Previous E2, E4TheFuture, ACORE Clean Energy Unemployment Reports

For policy recommendations from E2 on building America’s economy back better and faster through clean energy visit E2’s Build Back Better homepage.


Founded in 2001, the American Council on Renewable Energy (ACORE) is the nation’s premier pan-renewable organization uniting finance, policy and technology to accelerate the transition to a renewable energy economy. For more information, please visit

Environmental Entrepreneurs (E2) is a national, nonpartisan group of business leaders, investors, and professionals from every sector of the economy who advocate for smart policies that are good for the economy and good for the environment. Our members have founded or funded more than 2,500 companies, created more than 600,000 jobs, and manage more than $100 billion in venture and private equity capital. For more information, see or follow us on Twitter at @e2org.

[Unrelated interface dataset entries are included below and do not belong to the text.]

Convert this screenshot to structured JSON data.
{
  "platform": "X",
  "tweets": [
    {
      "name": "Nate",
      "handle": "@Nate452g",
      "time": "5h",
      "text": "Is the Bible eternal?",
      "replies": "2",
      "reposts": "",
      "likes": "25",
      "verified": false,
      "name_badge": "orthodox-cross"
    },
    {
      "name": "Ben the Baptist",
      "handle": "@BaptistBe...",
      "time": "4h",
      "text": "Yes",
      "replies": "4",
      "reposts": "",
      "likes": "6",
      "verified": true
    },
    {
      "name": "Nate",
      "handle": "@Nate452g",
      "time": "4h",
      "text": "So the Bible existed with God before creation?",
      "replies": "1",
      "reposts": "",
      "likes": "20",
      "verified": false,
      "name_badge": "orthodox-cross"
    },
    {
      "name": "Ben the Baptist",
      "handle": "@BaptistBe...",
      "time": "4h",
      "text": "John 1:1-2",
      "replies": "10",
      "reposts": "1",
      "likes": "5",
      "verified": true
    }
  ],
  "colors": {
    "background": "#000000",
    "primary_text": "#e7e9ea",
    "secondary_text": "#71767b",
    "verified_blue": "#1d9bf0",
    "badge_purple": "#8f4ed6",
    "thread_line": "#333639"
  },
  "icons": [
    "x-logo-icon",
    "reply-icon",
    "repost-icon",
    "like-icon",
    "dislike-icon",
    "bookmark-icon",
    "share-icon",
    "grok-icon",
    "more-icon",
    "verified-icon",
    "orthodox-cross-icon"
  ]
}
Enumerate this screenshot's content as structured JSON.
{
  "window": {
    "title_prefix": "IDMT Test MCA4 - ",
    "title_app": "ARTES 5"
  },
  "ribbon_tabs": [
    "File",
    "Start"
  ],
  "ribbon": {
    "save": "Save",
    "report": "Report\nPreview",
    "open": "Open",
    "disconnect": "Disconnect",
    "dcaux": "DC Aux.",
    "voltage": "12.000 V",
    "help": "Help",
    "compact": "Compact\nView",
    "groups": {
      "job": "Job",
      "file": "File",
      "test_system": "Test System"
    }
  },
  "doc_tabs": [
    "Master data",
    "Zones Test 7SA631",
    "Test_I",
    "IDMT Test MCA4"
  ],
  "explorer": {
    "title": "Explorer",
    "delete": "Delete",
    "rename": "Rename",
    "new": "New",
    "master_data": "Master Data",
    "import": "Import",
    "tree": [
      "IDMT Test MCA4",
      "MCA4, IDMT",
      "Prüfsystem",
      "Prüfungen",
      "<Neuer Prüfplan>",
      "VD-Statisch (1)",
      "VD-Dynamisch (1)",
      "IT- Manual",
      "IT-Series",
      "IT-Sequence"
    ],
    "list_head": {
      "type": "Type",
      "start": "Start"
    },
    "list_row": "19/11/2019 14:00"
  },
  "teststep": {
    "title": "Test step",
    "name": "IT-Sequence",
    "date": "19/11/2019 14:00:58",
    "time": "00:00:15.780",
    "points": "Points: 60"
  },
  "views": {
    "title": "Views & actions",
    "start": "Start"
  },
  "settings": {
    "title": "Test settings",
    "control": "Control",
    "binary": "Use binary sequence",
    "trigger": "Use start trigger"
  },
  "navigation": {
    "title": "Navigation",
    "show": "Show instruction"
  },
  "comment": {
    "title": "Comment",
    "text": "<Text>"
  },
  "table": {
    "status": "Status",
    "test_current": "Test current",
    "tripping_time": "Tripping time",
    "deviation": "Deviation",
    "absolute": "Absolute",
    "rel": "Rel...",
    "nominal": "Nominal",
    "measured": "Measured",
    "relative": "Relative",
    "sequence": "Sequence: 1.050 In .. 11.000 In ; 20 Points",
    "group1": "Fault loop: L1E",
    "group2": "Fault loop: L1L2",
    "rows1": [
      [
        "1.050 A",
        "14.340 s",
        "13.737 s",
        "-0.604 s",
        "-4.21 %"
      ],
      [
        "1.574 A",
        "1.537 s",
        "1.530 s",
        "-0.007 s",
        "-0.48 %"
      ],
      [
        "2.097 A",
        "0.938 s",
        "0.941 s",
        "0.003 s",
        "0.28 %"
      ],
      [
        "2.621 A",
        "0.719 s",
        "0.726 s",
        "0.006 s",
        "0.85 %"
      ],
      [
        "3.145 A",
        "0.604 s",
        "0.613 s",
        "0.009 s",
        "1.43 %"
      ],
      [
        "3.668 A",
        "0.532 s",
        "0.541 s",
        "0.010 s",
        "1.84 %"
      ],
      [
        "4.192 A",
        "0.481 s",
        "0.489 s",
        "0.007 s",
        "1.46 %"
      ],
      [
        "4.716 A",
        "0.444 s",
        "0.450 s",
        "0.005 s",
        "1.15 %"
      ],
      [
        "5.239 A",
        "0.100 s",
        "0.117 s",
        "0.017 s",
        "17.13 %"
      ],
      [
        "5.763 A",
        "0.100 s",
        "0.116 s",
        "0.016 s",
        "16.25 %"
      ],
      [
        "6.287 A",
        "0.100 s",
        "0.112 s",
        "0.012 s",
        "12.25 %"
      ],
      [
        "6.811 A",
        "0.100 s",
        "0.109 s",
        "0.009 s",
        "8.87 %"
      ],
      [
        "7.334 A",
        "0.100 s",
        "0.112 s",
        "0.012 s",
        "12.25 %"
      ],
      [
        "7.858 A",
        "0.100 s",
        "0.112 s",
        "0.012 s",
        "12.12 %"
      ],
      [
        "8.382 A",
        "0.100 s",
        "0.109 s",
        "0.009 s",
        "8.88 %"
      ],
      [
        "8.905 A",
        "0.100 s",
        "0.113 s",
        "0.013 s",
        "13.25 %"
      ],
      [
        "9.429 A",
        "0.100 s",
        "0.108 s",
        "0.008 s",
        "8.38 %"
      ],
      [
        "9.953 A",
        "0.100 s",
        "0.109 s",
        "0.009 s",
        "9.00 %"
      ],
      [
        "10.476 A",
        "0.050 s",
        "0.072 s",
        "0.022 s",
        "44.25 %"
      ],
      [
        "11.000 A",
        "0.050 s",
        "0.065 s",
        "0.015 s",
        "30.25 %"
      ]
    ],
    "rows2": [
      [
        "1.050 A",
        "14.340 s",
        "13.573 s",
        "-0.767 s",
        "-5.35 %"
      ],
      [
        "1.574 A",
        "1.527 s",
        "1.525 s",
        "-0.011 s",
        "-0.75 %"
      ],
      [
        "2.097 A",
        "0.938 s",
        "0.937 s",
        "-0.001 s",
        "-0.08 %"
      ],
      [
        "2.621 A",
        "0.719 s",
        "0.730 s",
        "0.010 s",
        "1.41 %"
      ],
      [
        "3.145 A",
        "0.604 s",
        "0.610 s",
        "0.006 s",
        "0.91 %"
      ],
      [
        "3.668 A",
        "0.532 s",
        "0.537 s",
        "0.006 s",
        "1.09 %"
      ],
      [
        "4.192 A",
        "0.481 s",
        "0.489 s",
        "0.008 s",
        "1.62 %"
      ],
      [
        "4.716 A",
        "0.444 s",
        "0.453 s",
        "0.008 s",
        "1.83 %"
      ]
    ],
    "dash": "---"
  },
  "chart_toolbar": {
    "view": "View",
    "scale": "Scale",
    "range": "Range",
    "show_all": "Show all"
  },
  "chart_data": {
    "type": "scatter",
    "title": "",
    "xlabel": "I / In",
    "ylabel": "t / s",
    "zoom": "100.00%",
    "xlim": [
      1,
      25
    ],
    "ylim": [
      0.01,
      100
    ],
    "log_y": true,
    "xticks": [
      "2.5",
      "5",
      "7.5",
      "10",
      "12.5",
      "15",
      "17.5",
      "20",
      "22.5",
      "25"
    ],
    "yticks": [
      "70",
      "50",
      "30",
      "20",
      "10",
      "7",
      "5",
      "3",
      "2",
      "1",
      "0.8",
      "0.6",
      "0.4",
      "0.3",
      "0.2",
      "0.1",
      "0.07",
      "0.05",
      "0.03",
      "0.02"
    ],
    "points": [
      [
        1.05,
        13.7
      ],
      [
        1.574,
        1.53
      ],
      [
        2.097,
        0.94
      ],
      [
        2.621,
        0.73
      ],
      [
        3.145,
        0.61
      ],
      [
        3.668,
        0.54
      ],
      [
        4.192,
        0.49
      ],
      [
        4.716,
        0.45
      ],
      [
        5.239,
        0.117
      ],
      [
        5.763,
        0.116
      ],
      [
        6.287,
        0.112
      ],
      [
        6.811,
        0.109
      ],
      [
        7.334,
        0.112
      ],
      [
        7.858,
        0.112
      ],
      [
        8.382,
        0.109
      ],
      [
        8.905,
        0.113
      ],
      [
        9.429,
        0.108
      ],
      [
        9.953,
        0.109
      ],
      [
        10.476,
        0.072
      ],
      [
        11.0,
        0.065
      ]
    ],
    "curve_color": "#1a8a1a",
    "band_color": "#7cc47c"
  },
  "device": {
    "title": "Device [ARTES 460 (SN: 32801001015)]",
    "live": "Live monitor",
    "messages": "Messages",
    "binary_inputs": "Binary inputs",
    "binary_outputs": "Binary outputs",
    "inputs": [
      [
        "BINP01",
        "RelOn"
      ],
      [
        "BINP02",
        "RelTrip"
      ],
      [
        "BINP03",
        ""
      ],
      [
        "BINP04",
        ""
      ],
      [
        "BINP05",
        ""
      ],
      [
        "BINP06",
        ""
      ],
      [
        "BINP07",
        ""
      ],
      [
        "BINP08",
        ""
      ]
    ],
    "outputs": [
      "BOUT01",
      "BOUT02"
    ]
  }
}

 E4TheFuture works for clean, efficient and safe energy solutions. A nonprofit organization, we promote energy efficiency, renewables, demand management, energy storage and electric vehicles to advance climate protection and economic fairness. We work to achieve an energy economy that is sustainable, lower cost, and resilient. Our “Faces of EE” initiative shines a light on energy efficiency professionals nationwide. Visit or follow us on Twitter at @E4TheFuture and @FacesofEE.

Media Contacts:

Alex Hobson — (202) 594-0706,

Michael Timberlake — (202) 289-2407,

Alex Frank — (703) 276-3264,

Carina Daniels — (510) 847-1617,